[Items listed in a dataset]

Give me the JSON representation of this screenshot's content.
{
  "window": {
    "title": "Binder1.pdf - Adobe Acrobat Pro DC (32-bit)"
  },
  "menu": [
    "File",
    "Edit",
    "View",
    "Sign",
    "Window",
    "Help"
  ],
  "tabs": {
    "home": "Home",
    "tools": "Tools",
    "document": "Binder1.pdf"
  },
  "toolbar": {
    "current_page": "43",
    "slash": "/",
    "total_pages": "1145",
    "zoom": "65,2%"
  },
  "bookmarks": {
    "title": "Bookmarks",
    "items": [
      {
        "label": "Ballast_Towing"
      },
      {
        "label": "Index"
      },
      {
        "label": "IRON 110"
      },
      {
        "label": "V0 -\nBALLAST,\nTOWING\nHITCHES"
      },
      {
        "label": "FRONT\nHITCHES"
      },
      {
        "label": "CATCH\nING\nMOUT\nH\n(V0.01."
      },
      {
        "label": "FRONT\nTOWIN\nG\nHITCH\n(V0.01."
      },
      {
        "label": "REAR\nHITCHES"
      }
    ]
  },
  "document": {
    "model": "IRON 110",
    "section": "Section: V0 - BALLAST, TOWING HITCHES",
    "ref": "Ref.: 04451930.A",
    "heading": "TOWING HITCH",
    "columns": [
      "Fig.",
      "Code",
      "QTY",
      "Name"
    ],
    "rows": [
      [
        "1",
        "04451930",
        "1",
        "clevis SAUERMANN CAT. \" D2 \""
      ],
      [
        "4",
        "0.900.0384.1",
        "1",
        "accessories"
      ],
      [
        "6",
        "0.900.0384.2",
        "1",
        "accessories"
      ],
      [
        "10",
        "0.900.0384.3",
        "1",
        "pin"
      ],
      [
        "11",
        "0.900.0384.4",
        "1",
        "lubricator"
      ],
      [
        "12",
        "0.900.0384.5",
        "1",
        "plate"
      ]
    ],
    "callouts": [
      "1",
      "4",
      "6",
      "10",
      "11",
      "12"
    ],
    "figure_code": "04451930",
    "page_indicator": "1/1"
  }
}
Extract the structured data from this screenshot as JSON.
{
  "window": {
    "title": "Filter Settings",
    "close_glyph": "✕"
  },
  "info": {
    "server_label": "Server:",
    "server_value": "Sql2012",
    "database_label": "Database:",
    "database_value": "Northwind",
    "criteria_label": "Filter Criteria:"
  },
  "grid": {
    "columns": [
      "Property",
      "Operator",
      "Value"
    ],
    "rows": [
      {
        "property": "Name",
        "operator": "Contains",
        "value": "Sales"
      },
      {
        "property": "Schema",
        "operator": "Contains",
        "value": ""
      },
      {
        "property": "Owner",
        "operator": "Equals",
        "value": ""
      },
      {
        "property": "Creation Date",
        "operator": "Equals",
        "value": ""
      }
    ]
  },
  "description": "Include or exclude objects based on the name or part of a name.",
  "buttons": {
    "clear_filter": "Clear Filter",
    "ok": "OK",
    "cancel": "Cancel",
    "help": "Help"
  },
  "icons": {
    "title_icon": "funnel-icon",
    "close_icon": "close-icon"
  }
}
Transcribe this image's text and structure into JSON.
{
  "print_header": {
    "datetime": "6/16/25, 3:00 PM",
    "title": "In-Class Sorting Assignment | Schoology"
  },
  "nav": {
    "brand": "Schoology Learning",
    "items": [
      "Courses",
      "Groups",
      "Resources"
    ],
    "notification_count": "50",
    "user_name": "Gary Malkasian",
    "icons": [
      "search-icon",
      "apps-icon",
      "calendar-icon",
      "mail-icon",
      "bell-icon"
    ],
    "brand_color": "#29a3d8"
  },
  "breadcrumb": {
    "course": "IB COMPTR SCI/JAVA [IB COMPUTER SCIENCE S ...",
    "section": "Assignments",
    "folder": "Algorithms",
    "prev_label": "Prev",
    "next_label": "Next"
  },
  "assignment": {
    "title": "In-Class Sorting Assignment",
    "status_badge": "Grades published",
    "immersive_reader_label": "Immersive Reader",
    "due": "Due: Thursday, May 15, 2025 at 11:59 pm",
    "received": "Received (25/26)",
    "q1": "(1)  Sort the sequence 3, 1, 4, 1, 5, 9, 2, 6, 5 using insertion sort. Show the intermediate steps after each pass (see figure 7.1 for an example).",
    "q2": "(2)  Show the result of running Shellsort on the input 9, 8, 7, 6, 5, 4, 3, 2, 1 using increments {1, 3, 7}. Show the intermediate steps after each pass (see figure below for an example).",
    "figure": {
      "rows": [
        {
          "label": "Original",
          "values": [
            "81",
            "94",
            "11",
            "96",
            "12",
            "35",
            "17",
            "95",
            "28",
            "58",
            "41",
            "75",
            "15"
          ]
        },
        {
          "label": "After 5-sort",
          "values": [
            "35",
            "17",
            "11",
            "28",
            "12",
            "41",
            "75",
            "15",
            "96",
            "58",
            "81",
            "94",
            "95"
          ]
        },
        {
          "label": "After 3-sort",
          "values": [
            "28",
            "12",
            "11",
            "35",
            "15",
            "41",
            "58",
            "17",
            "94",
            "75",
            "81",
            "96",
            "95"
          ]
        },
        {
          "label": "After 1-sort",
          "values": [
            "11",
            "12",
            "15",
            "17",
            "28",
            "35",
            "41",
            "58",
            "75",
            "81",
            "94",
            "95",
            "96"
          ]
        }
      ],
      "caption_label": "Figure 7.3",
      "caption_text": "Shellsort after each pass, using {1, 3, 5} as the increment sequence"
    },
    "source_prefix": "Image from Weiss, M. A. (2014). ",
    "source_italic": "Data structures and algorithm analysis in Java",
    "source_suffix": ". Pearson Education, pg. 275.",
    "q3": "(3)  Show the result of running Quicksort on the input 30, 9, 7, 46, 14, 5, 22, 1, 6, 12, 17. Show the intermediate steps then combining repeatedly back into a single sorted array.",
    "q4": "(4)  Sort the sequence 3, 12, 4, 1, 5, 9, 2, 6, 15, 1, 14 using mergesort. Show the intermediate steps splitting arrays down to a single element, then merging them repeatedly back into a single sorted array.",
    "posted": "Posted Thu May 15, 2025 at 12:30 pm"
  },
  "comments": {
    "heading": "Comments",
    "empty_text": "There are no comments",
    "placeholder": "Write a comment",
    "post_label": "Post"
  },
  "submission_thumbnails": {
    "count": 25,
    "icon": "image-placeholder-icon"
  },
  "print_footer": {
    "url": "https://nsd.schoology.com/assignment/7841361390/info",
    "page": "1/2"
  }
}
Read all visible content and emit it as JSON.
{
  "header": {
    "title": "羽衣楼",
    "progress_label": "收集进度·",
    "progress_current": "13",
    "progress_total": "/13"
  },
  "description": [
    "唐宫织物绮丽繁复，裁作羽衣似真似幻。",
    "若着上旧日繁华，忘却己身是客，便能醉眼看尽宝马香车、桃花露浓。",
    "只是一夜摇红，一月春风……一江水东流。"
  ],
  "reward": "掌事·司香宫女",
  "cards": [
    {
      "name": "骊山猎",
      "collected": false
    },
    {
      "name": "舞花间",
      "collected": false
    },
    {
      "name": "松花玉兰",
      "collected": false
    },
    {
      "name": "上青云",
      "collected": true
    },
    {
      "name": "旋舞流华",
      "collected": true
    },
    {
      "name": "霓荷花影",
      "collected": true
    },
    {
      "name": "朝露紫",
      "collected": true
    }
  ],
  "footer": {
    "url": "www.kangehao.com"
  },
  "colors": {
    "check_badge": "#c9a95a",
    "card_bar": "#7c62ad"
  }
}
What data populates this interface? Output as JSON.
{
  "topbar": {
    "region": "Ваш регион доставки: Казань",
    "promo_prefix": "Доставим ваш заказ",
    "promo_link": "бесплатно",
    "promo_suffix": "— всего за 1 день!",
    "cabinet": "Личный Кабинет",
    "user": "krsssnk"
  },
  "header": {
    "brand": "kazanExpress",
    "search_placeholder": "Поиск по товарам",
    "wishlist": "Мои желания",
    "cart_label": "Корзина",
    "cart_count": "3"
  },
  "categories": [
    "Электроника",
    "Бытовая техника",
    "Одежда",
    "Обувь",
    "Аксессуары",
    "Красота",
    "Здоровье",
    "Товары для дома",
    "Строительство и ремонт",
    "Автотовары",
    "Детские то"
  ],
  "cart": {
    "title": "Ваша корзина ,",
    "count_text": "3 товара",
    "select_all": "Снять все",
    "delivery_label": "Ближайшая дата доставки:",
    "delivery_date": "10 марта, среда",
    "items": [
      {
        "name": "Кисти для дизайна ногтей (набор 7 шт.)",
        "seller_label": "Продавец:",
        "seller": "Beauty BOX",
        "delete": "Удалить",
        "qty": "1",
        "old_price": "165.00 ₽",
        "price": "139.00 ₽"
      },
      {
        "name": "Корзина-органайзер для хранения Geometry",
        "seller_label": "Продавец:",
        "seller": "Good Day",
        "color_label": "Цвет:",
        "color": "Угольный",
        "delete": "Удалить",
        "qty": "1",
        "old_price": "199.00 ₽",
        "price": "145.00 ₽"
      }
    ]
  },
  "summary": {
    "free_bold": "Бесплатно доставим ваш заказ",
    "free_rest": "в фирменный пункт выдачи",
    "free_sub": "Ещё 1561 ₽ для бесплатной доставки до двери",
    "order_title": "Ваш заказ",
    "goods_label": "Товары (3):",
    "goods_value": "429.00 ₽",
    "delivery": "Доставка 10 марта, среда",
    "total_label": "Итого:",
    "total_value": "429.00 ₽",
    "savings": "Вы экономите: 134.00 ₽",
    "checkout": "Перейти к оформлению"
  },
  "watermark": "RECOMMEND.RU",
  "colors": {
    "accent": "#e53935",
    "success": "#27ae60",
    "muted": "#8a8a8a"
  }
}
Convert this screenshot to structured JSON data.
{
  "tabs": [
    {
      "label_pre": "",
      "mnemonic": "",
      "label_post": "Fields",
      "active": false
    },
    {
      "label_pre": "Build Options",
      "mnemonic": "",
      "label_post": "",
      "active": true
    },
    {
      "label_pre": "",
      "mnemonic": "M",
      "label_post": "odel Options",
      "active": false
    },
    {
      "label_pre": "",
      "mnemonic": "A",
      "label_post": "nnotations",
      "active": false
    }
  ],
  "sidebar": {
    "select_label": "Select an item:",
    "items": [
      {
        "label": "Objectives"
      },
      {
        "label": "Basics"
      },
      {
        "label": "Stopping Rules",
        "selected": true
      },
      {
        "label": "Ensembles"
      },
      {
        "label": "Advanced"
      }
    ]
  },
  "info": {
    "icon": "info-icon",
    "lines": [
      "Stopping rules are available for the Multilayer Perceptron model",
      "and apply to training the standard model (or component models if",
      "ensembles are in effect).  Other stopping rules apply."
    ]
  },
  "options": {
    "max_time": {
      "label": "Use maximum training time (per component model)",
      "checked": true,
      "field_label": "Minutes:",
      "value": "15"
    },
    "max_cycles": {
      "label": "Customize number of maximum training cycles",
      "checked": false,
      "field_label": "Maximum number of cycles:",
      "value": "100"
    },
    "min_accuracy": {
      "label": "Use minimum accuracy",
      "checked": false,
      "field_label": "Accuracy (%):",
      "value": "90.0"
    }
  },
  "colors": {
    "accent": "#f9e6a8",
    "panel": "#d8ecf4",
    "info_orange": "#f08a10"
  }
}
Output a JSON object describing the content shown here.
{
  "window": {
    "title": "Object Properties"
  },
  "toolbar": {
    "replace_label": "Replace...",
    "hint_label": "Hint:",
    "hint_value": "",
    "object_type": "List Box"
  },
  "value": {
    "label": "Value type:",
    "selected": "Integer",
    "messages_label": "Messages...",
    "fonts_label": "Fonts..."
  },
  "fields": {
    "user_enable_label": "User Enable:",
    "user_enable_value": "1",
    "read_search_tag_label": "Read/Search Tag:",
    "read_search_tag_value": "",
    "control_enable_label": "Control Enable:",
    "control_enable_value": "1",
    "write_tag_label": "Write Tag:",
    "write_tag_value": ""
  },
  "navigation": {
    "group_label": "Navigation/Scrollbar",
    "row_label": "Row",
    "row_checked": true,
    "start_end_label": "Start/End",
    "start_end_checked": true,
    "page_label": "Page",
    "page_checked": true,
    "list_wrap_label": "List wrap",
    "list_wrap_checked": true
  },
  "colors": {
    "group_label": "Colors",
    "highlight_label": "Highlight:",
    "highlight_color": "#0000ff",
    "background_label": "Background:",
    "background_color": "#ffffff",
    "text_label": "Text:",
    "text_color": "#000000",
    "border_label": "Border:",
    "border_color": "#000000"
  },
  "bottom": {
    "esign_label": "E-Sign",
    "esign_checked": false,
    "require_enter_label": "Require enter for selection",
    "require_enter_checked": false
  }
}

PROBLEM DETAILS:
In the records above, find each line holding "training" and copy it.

TASK OUTPUT:
      "and apply to training the standard model (or component models if",
      "label": "Use maximum training time (per component model)",
      "label": "Customize number of maximum training cycles",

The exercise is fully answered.